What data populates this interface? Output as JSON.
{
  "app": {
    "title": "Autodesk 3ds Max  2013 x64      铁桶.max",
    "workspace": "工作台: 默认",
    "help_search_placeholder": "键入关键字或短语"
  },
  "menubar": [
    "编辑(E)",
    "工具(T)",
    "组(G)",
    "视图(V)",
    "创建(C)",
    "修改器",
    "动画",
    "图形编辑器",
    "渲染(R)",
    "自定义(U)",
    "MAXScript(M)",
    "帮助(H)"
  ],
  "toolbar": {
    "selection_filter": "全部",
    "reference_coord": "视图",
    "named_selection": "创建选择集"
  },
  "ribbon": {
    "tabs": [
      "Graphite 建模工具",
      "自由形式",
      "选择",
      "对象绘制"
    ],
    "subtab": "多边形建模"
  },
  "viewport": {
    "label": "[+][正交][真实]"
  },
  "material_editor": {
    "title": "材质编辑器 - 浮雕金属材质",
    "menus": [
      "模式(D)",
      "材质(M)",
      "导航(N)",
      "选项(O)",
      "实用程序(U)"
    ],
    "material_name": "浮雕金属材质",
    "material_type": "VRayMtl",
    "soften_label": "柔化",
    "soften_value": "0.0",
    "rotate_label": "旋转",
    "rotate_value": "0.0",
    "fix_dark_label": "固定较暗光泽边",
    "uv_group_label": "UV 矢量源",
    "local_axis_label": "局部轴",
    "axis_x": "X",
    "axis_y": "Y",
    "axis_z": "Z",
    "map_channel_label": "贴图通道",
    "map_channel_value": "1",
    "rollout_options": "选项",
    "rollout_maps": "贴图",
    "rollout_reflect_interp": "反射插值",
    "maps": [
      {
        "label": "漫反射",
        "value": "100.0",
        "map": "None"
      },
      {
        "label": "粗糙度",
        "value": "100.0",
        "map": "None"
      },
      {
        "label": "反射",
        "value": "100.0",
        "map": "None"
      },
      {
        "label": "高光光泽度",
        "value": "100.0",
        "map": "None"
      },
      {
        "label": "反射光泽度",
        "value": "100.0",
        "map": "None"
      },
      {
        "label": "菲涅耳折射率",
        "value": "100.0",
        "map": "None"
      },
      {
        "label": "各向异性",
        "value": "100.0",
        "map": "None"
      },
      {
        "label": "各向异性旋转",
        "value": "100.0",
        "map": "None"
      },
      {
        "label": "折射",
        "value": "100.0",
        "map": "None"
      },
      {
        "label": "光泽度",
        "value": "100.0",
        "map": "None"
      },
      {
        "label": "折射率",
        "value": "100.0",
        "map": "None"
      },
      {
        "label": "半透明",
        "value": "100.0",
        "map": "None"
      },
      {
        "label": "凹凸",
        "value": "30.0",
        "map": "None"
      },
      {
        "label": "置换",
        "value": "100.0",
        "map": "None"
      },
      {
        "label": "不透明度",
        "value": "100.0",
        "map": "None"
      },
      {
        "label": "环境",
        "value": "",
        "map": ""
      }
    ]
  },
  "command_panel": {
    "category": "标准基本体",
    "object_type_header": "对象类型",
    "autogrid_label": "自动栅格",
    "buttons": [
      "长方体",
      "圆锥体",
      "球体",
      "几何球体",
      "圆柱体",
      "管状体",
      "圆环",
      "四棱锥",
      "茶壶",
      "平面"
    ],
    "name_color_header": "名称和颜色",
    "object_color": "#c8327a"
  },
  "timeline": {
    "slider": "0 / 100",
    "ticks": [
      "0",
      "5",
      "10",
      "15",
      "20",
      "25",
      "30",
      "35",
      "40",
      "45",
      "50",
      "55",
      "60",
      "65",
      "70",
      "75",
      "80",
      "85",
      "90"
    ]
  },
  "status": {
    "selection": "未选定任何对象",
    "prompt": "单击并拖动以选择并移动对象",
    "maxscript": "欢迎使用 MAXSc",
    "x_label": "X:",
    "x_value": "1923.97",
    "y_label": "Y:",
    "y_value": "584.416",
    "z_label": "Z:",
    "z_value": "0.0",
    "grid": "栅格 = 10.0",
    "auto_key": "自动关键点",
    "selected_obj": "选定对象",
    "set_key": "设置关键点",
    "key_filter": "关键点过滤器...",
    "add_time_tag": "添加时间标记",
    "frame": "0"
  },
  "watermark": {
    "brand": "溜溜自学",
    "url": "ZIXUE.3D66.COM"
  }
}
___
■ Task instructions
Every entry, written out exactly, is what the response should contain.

■ Reply to the exercise
What data populates this interface? Output as JSON.
{
  "app": {
    "title": "Autodesk 3ds Max  2013 x64      铁桶.max",
    "workspace": "工作台: 默认",
    "help_search_placeholder": "键入关键字或短语"
  },
  "menubar": [
    "编辑(E)",
    "工具(T)",
    "组(G)",
    "视图(V)",
    "创建(C)",
    "修改器",
    "动画",
    "图形编辑器",
    "渲染(R)",
    "自定义(U)",
    "MAXScript(M)",
    "帮助(H)"
  ],
  "toolbar": {
    "selection_filter": "全部",
    "reference_coord": "视图",
    "named_selection": "创建选择集"
  },
  "ribbon": {
    "tabs": [
      "Graphite 建模工具",
      "自由形式",
      "选择",
      "对象绘制"
    ],
    "subtab": "多边形建模"
  },
  "viewport": {
    "label": "[+][正交][真实]"
  },
  "material_editor": {
    "title": "材质编辑器 - 浮雕金属材质",
    "menus": [
      "模式(D)",
      "材质(M)",
      "导航(N)",
      "选项(O)",
      "实用程序(U)"
    ],
    "material_name": "浮雕金属材质",
    "material_type": "VRayMtl",
    "soften_label": "柔化",
    "soften_value": "0.0",
    "rotate_label": "旋转",
    "rotate_value": "0.0",
    "fix_dark_label": "固定较暗光泽边",
    "uv_group_label": "UV 矢量源",
    "local_axis_label": "局部轴",
    "axis_x": "X",
    "axis_y": "Y",
    "axis_z": "Z",
    "map_channel_label": "贴图通道",
    "map_channel_value": "1",
    "rollout_options": "选项",
    "rollout_maps": "贴图",
    "rollout_reflect_interp": "反射插值",
    "maps": [
      {
        "label": "漫反射",
        "value": "100.0",
        "map": "None"
      },
      {
        "label": "粗糙度",
        "value": "100.0",
        "map": "None"
      },
      {
        "label": "反射",
        "value": "100.0",
        "map": "None"
      },
      {
        "label": "高光光泽度",
        "value": "100.0",
        "map": "None"
      },
      {
        "label": "反射光泽度",
        "value": "100.0",
        "map": "None"
      },
      {
        "label": "菲涅耳折射率",
        "value": "100.0",
        "map": "None"
      },
      {
        "label": "各向异性",
        "value": "100.0",
        "map": "None"
      },
      {
        "label": "各向异性旋转",
        "value": "100.0",
        "map": "None"
      },
      {
        "label": "折射",
        "value": "100.0",
        "map": "None"
      },
      {
        "label": "光泽度",
        "value": "100.0",
        "map": "None"
      },
      {
        "label": "折射率",
        "value": "100.0",
        "map": "None"
      },
      {
        "label": "半透明",
        "value": "100.0",
        "map": "None"
      },
      {
        "label": "凹凸",
        "value": "30.0",
        "map": "None"
      },
      {
        "label": "置换",
        "value": "100.0",
        "map": "None"
      },
      {
        "label": "不透明度",
        "value": "100.0",
        "map": "None"
      },
      {
        "label": "环境",
        "value": "",
        "map": ""
      }
    ]
  },
  "command_panel": {
    "category": "标准基本体",
    "object_type_header": "对象类型",
    "autogrid_label": "自动栅格",
    "buttons": [
      "长方体",
      "圆锥体",
      "球体",
      "几何球体",
      "圆柱体",
      "管状体",
      "圆环",
      "四棱锥",
      "茶壶",
      "平面"
    ],
    "name_color_header": "名称和颜色",
    "object_color": "#c8327a"
  },
  "timeline": {
    "slider": "0 / 100",
    "ticks": [
      "0",
      "5",
      "10",
      "15",
      "20",
      "25",
      "30",
      "35",
      "40",
      "45",
      "50",
      "55",
      "60",
      "65",
      "70",
      "75",
      "80",
      "85",
      "90"
    ]
  },
  "status": {
    "selection": "未选定任何对象",
    "prompt": "单击并拖动以选择并移动对象",
    "maxscript": "欢迎使用 MAXSc",
    "x_label": "X:",
    "x_value": "1923.97",
    "y_label": "Y:",
    "y_value": "584.416",
    "z_label": "Z:",
    "z_value": "0.0",
    "grid": "栅格 = 10.0",
    "auto_key": "自动关键点",
    "selected_obj": "选定对象",
    "set_key": "设置关键点",
    "key_filter": "关键点过滤器...",
    "add_time_tag": "添加时间标记",
    "frame": "0"
  },
  "watermark": {
    "brand": "溜溜自学",
    "url": "ZIXUE.3D66.COM"
  }
}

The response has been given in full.